Items from an interface collection
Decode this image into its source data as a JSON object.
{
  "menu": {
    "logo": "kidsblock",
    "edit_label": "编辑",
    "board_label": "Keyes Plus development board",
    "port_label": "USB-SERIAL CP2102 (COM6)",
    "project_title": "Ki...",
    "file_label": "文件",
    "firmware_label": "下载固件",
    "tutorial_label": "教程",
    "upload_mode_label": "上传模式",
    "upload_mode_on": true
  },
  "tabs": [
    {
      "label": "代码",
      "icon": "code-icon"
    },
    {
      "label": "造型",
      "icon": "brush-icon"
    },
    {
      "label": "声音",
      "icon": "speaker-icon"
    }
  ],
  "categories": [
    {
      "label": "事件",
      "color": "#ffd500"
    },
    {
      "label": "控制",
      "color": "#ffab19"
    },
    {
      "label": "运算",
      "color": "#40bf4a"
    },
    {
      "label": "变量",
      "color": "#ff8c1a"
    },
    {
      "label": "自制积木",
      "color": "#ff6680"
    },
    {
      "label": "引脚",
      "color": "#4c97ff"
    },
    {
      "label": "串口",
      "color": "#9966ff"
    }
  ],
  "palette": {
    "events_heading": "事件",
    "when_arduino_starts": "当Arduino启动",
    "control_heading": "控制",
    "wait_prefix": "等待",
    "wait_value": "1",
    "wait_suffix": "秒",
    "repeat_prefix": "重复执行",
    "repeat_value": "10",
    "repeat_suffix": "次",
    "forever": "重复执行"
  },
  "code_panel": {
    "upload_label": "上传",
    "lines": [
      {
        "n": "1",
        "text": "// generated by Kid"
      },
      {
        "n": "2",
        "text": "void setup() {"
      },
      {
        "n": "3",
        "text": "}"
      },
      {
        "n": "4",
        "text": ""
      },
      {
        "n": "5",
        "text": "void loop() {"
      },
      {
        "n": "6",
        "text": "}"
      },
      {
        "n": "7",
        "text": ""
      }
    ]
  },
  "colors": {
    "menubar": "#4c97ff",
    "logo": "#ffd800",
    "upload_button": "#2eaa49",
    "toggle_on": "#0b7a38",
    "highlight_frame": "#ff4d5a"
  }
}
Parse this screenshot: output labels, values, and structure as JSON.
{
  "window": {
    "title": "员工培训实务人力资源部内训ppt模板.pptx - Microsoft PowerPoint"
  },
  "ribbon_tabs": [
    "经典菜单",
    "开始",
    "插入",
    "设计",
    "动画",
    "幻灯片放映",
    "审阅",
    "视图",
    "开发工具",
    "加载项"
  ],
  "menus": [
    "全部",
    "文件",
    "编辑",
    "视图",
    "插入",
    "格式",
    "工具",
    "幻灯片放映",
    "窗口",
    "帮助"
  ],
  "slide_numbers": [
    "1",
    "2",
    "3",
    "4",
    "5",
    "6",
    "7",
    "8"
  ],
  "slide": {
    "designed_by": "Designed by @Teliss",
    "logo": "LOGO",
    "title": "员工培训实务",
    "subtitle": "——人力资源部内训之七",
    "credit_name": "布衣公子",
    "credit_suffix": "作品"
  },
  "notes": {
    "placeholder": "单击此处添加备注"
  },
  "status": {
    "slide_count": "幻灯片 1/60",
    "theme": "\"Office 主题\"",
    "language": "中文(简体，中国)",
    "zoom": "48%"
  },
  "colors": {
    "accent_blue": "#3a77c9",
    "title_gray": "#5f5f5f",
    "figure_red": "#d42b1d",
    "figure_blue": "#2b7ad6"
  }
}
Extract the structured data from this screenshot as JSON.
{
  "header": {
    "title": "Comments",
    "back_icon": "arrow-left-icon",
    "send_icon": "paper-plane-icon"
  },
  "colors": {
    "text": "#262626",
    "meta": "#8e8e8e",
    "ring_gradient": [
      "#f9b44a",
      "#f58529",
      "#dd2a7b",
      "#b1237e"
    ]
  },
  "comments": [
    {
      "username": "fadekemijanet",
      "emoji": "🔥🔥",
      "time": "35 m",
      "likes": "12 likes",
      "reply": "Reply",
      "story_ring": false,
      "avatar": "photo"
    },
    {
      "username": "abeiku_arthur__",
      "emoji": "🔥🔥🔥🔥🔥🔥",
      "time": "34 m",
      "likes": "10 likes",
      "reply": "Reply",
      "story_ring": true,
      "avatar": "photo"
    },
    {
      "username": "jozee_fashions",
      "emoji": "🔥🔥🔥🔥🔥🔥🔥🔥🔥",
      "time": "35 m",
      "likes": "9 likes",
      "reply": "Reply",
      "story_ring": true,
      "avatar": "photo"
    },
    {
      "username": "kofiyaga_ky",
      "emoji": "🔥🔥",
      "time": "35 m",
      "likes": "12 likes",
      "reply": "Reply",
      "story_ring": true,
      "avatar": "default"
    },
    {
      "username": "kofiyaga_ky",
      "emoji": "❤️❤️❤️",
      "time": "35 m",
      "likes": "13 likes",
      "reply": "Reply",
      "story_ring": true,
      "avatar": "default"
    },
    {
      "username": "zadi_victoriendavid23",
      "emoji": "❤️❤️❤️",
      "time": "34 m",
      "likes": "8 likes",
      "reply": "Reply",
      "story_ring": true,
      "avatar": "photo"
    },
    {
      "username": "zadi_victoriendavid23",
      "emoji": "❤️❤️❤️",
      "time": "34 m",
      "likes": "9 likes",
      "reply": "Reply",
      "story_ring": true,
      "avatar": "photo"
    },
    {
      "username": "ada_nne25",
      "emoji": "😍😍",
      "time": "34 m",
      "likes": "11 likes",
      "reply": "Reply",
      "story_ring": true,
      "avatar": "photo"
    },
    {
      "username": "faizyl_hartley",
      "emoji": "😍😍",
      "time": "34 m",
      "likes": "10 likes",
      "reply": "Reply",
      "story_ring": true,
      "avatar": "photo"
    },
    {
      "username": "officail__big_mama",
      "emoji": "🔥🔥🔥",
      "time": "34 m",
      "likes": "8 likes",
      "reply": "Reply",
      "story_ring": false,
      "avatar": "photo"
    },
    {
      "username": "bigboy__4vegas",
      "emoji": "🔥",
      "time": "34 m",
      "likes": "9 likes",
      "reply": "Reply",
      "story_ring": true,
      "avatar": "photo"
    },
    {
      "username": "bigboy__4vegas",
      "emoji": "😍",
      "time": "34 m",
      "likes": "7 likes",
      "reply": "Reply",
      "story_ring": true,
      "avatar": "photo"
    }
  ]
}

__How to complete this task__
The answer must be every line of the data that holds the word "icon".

__Solution for this problem__
      "icon": "code-icon"
      "icon": "brush-icon"
      "icon": "speaker-icon"
    "back_icon": "arrow-left-icon",
    "send_icon": "paper-plane-icon"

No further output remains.